Restaurant > DiningRight side of the tracks
Linda French, owner of Ypsilanti's spectacularly popular Sidetrack Bar and Grill, is proud to have brought her bar "out of the Budweiser era and into the microbrew." She and daughter Jessica are emphatic that the Sidetrack is not a hangout for student swillers from Eastern Michigan University — though their prices would be appropriate for a college crowd. (Linda notes that at happy hour a customer can get 25 oz. of Guinness and a cheeseburger for less than $10.)

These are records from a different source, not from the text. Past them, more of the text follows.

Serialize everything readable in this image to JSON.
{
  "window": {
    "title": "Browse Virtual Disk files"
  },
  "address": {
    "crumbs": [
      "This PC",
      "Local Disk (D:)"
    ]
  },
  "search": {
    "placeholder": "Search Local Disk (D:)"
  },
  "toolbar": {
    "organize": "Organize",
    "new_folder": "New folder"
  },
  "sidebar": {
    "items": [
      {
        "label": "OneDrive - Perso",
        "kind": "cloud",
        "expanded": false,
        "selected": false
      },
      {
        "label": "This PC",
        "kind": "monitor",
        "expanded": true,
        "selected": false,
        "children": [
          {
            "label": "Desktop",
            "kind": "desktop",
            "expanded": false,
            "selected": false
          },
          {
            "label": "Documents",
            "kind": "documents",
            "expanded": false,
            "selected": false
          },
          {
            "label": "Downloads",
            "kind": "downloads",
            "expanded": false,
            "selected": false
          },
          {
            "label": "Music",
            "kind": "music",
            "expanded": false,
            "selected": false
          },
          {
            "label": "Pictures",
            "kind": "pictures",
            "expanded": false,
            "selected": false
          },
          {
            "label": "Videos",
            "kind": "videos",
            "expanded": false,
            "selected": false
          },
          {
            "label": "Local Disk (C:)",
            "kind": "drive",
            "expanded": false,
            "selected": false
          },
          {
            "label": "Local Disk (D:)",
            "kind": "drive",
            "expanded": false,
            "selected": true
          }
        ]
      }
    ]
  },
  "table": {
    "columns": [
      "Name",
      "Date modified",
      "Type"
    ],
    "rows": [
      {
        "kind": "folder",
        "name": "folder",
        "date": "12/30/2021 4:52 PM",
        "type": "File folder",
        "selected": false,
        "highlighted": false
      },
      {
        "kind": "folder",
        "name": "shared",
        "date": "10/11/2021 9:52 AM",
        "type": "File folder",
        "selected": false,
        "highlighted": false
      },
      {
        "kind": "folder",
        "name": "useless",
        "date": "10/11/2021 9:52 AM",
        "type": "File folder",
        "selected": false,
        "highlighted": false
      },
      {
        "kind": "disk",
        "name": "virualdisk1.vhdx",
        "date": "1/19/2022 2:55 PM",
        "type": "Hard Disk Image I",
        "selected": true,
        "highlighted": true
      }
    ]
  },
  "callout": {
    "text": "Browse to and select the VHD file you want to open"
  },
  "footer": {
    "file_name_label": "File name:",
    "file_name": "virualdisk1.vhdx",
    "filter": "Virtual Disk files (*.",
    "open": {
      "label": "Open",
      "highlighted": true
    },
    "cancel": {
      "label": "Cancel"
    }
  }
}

Their specialty, rather, is interesting beers: 16 drafts, including nine Michigan craft brews on tap, the highlight being Bell's Two-Hearted Ale. Others are Bell's Oberon, the biggest seller, Hacker Pschorr's Weisse, Great Lakes' Edmunds Fitzgerald ("best porter in the Midwest"), Huma-Lupa-Licious from Short's up in Antrim County, Woodchuck Amber hard cider from Vermont, and the only "lite" microbrew around, also from Short's.
Beer in bottles includes raspberry and cherry beers from Belgium, Bell's Stout, and Delirium Tremens, also Belgian, 9 percent alcohol and named "Best Beer in the World" at the 1998 World Beer Championships. And Stroh's.
Twenty-four vodkas, mostly flavored, and mixed drinks featuring such ingredients as peppermint schnapps, raspberry liqueur and ice cream are also big. A manager said the Caramel Appletini and the Grapesicle are popular, as are "kids at the end of the night doing Irish car bombs" (Irish Cream and Irish whisky in Guinness, slammed).
The Sidetrack is beloved by Ypsilanti-ans for its history and ambience. The building, a pebble's throw from the Amtrak tracks, has been a bar since 1850, according to French, a former antiques dealer, and it still uses the original, elaborately carved, dark wood bar. There's a tin ceiling and lots of taxidermy, including a snarling bear cub; fresh flowers are quite welcome if a bit incongruous in the bar-rish setting. It's a minor thrill to feel the trains rumble by (the earth moves) and hear the whistle blow, and some patrons request the patio; these are closely watched trains.
Every few months, Jessica French organizes themed burger-and-beer tastings for $20-$25, with five courses, five beers, and live bluegrass (see sidetrackbarandgrill.com). And every first Tuesday, amateur opera singers get to strut their stuff (make a reservation); my classical-musician friends love this one.
The undisputed star of Sidetrack's extensive menu is the burger. Five years ago, GQ magazine called it one of "the 20 hamburgers you must eat before you die," nationally. Linda says her exact blend of fat and flesh, supplied by Hiller's and delivered twice a day, is ground to her proprietary specs. It probably doesn't hurt that the cheeseburgers get two slices of cheese (nine choices). Mini-burgers sound particularly attractive: the Mini Driver with blue cheese, caramelized onions and bacon, or the Mini Pearl with roasted red peppers and feta.
If beer, burgers, history and trains aren't enough to be known for, the Sidetrack's prices are also noteworthy: big salads topped with chicken or salmon for $10, ribs for the same, a Reuben for $6.50. The one-third-pound burger is $5.75. There are two happy hours when a 25-ounce draft is $2.95: late nights every night, when all liquor is half-price, and 4-6 p.m. Monday through Thursday, when wine is half-price.
Trusting GQ that the burgers are indeed superb, I chose just to watch them floating by on the servers' trays, very tall, and later regretted it, as many of the other dishes I tried were not to my taste.
Guacamole was bland, both sweet potato and regular fries were limp, a whitefish sandwich was faintly spicy but otherwise weak on flavor. Barbecued pork was mostly just sweet, and pasta pesce, which read great — lake perch over fettuccine with fresh spinach and pinenuts — was oily.
I did like the giant, succulent portabella "burger" with provolone, underpriced for two caps at $7.95. And cole slaw, incorporating red onion, was refreshingly nutty.
Desserts marked "sharable" on the menu are gargantuan beyond belief. An $8.95 warm brownie with Guernsey ice cream and "whipped cream" could have been split by five or six without stinting — especially after downing the Sidetrack's other generous portions (an extra carafe of iced tea, for example, was brought with our order, and more was offered). Cherry bread pudding, the only dessert made in-house, was a solid compressed block.
I relearned at the Sidetrack what I've so often told readers: If a restaurant is known for something, there's a reason. Go with that.
Jane Slaughter dines for Metro Times. Send comments to firstname.lastname@example.org.